Eric Souther shows at Lubeznik Center for the Arts

Eric Souther shows at Lubeznik Center for the Arts


Eric Souther, associate professor of new media, finds the importance in showing art in more rural areas to be of increasing importance. To move away from the cultural hubs and integrate to share ideas.


“If you can actually show to rural America, media arts and other ways of thinking, what’s the implication of that?  Maybe the more radical, avant-garde exhibition spaces are outside of our cultural hubs," he says.

On November 3, 2017, Fragile Codes opened at the Lubeznik Center for the Arts in Michigan City, pairing Souther with artist Jason Bernagozzi’s in a video and new media exhibit. The exhibit runs through January 6, 2018. South and Bernagozzi attended the Kansas City Art Institute for their undergraduate degrees and Alfred University for their graduate degrees.

On opening night, Souther and Bernagozzi were on hand to discuss their works with visitors to the gallery. Entering the gallery, one is immediately surrounded by stunning visuals playing on screens, projected onto a statue, the walls, and within their own sculptures. The exhibition seeks to challenge perceptions of ritual, location, the news, and political figures.


“We were introducing many of the viewers that came to video art for the very first time. Some of the responses were ‘I looked around and I just don’t get it,’ and we’re like ‘yeah, not getting it is OK, let’s talk,’ and those conversations were very fruitful and interesting,” Souther says.

Included in the gallery are several of Eric Souther’s works such as Search Engine Vision “Christ,”Projection Buddha, and his 2016 ArtPrize award winner Search Engine Vision “ISIS.”

Search Engine Vision ‘ISIS’ alone contains 2,000 videos, with an even split between those featuring the Egyptian Goddess and those from the terrorist organization. The presentation twists the two to challenge the definition of ISIS through different interpretations. 


“You have Christ, you have Buddha. Not necessarily religion, but ritual. They’re two different things,” explains Souther of his works.

The pieces featured thousands of videos that have specific subjects, and explore how that same idea can be applied and interpreted differently surrounding seemingly the same subject.

Bernagozzi’s works include his multichannel video installation Citystream, Cathodic Vernacular, and I Believe it is a Signal.

Citystream features two videos on a 15-minute loop with imagery that seems to crash and melt into itself.


“This is a piece that’s about seeing the city of Syracuse, N.Y., as an organism, as a whole body, instead of individual parts,” Bernagozzi describes. “We tend to compartmentalize different parts of the city like they’re separate, like ‘this is the bad part of town, this is the rich part of town, this is the up and coming part of town.’ So rather than try to see the city as individual, autonomous parts, [here we’re] seeing it as an organism.” 

The video uses a technique that Bernagozzi and Souther came up with as undergrads. Souther refers to the technique as “data-moshing.”

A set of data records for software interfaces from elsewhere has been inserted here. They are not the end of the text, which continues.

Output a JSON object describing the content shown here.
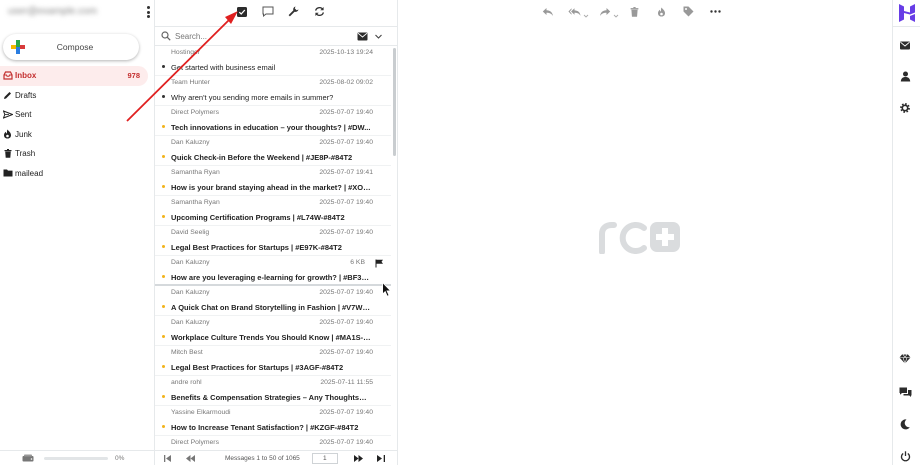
{
  "account": {
    "email": "user@example.com"
  },
  "compose_label": "Compose",
  "folders": [
    {
      "name": "Inbox",
      "count": "978",
      "icon": "inbox-icon",
      "active": true
    },
    {
      "name": "Drafts",
      "count": "",
      "icon": "pencil-icon"
    },
    {
      "name": "Sent",
      "count": "",
      "icon": "paper-plane-icon"
    },
    {
      "name": "Junk",
      "count": "",
      "icon": "fire-icon"
    },
    {
      "name": "Trash",
      "count": "",
      "icon": "trash-icon"
    },
    {
      "name": "mailead",
      "count": "",
      "icon": "folder-icon"
    }
  ],
  "quota": {
    "percent_label": "0%",
    "used_fraction": 0
  },
  "search": {
    "placeholder": "Search..."
  },
  "messages": [
    {
      "from": "Hostinger",
      "date": "2025-10-13 19:24",
      "subject": "Get started with business email",
      "read": true
    },
    {
      "from": "Team Hunter",
      "date": "2025-08-02 09:02",
      "subject": "Why aren't you sending more emails in summer?",
      "read": true
    },
    {
      "from": "Direct Polymers",
      "date": "2025-07-07 19:40",
      "subject": "Tech innovations in education – your thoughts? | #DW...",
      "read": false
    },
    {
      "from": "Dan Kaluzny",
      "date": "2025-07-07 19:40",
      "subject": "Quick Check-in Before the Weekend | #JE8P-#84T2",
      "read": false
    },
    {
      "from": "Samantha Ryan",
      "date": "2025-07-07 19:41",
      "subject": "How is your brand staying ahead in the market? | #XOY...",
      "read": false
    },
    {
      "from": "Samantha Ryan",
      "date": "2025-07-07 19:40",
      "subject": "Upcoming Certification Programs | #L74W-#84T2",
      "read": false
    },
    {
      "from": "David Seelig",
      "date": "2025-07-07 19:40",
      "subject": "Legal Best Practices for Startups | #E97K-#84T2",
      "read": false
    },
    {
      "from": "Dan Kaluzny",
      "date": "",
      "size": "6 KB",
      "flag": true,
      "subject": "How are you leveraging e-learning for growth? | #BF3U...",
      "read": false,
      "hover": true
    },
    {
      "from": "Dan Kaluzny",
      "date": "2025-07-07 19:40",
      "subject": "A Quick Chat on Brand Storytelling in Fashion | #V7WH...",
      "read": false
    },
    {
      "from": "Dan Kaluzny",
      "date": "2025-07-07 19:40",
      "subject": "Workplace Culture Trends You Should Know | #MA1S-#...",
      "read": false
    },
    {
      "from": "Mitch Best",
      "date": "2025-07-07 19:40",
      "subject": "Legal Best Practices for Startups | #3AGF-#84T2",
      "read": false
    },
    {
      "from": "andre rohl",
      "date": "2025-07-11 11:55",
      "subject": "Benefits & Compensation Strategies – Any Thoughts? |...",
      "read": false
    },
    {
      "from": "Yassine Elkarmoudi",
      "date": "2025-07-07 19:40",
      "subject": "How to Increase Tenant Satisfaction? | #KZGF-#84T2",
      "read": false
    },
    {
      "from": "Direct Polymers",
      "date": "2025-07-07 19:40",
      "subject": "",
      "read": false
    }
  ],
  "pager": {
    "count_text": "Messages 1 to 50 of 1065",
    "page": "1"
  },
  "colors": {
    "accent": "#c42f2f",
    "unread_dot": "#f2b31b",
    "annotation_arrow": "#e02020",
    "logo": "#673de6"
  }
}
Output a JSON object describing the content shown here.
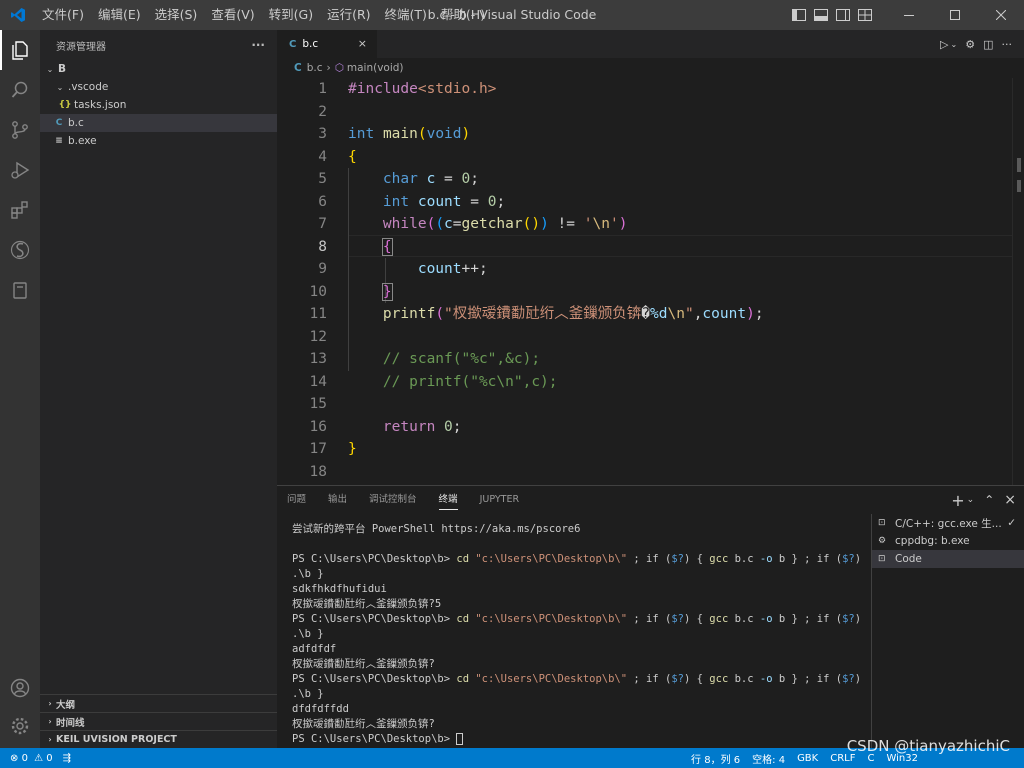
{
  "titlebar": {
    "menu": [
      "文件(F)",
      "编辑(E)",
      "选择(S)",
      "查看(V)",
      "转到(G)",
      "运行(R)",
      "终端(T)",
      "帮助(H)"
    ],
    "title": "b.c - b - Visual Studio Code"
  },
  "sidebar": {
    "header": "资源管理器",
    "more": "···",
    "tree": [
      {
        "label": "B",
        "twisty": "⌄",
        "icon": ""
      },
      {
        "label": ".vscode",
        "twisty": "⌄",
        "icon": ""
      },
      {
        "label": "tasks.json",
        "twisty": "",
        "icon": "{}"
      },
      {
        "label": "b.c",
        "twisty": "",
        "icon": "C"
      },
      {
        "label": "b.exe",
        "twisty": "",
        "icon": "≡"
      }
    ],
    "panels": [
      "大纲",
      "时间线",
      "KEIL UVISION PROJECT"
    ]
  },
  "editor": {
    "tab": {
      "icon": "C",
      "label": "b.c",
      "close": "×"
    },
    "breadcrumb": {
      "file": "b.c",
      "symbol": "main(void)",
      "sep": "›"
    },
    "line_numbers": [
      "1",
      "2",
      "3",
      "4",
      "5",
      "6",
      "7",
      "8",
      "9",
      "10",
      "11",
      "12",
      "13",
      "14",
      "15",
      "16",
      "17",
      "18"
    ]
  },
  "panel": {
    "tabs": [
      "问题",
      "输出",
      "调试控制台",
      "终端",
      "JUPYTER"
    ],
    "actions": {
      "add": "+",
      "chevron": "⌄",
      "split": "⌃",
      "close": "×"
    },
    "terminal_lines": [
      "尝试新的跨平台 PowerShell https://aka.ms/pscore6",
      "",
      "PS C:\\Users\\PC\\Desktop\\b> cd \"c:\\Users\\PC\\Desktop\\b\\\" ; if ($?) { gcc b.c -o b } ; if ($?) {",
      ".\\b }",
      "sdkfhkdfhufidui",
      "杈撳叆鐨勫瓧绗︿釜鏁颁负锛?5",
      "PS C:\\Users\\PC\\Desktop\\b> cd \"c:\\Users\\PC\\Desktop\\b\\\" ; if ($?) { gcc b.c -o b } ; if ($?) {",
      ".\\b }",
      "adfdfdf",
      "杈撳叆鐨勫瓧绗︿釜鏁颁负锛?",
      "PS C:\\Users\\PC\\Desktop\\b> cd \"c:\\Users\\PC\\Desktop\\b\\\" ; if ($?) { gcc b.c -o b } ; if ($?) {",
      ".\\b }",
      "dfdfdffdd",
      "杈撳叆鐨勫瓧绗︿釜鏁颁负锛?",
      "PS C:\\Users\\PC\\Desktop\\b> "
    ],
    "terminal_list": [
      {
        "label": "C/C++: gcc.exe 生...",
        "check": "✓"
      },
      {
        "label": "cppdbg: b.exe",
        "check": ""
      },
      {
        "label": "Code",
        "check": ""
      }
    ]
  },
  "statusbar": {
    "errors": "0",
    "warnings": "0",
    "position": "行 8，列 6",
    "spaces": "空格: 4",
    "encoding": "GBK",
    "eol": "CRLF",
    "language": "C",
    "platform": "Win32"
  },
  "watermark": "CSDN @tianyazhichiC",
  "colors": {
    "titlebar": "#3c3c3c",
    "activitybar": "#333333",
    "sidebar": "#252526",
    "editor": "#1e1e1e",
    "statusbar": "#007acc",
    "accent_icon": "#0078d4"
  },
  "icons": {
    "activity": [
      "explorer-icon",
      "search-icon",
      "source-control-icon",
      "run-debug-icon",
      "extensions-icon",
      "remote-icon",
      "testing-icon",
      "account-icon",
      "settings-icon"
    ]
  }
}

“You’re essentially taking video and slamming it into other videos in a way that it can’t refresh itself,” explains Bernagozzi. “It gives the impression that something always came before.”

Bernagozzi and Souther are both board members of Signal Culture, located in Owego, N.Y. They have worked on developing several apps together, which are also on display at the exhibition.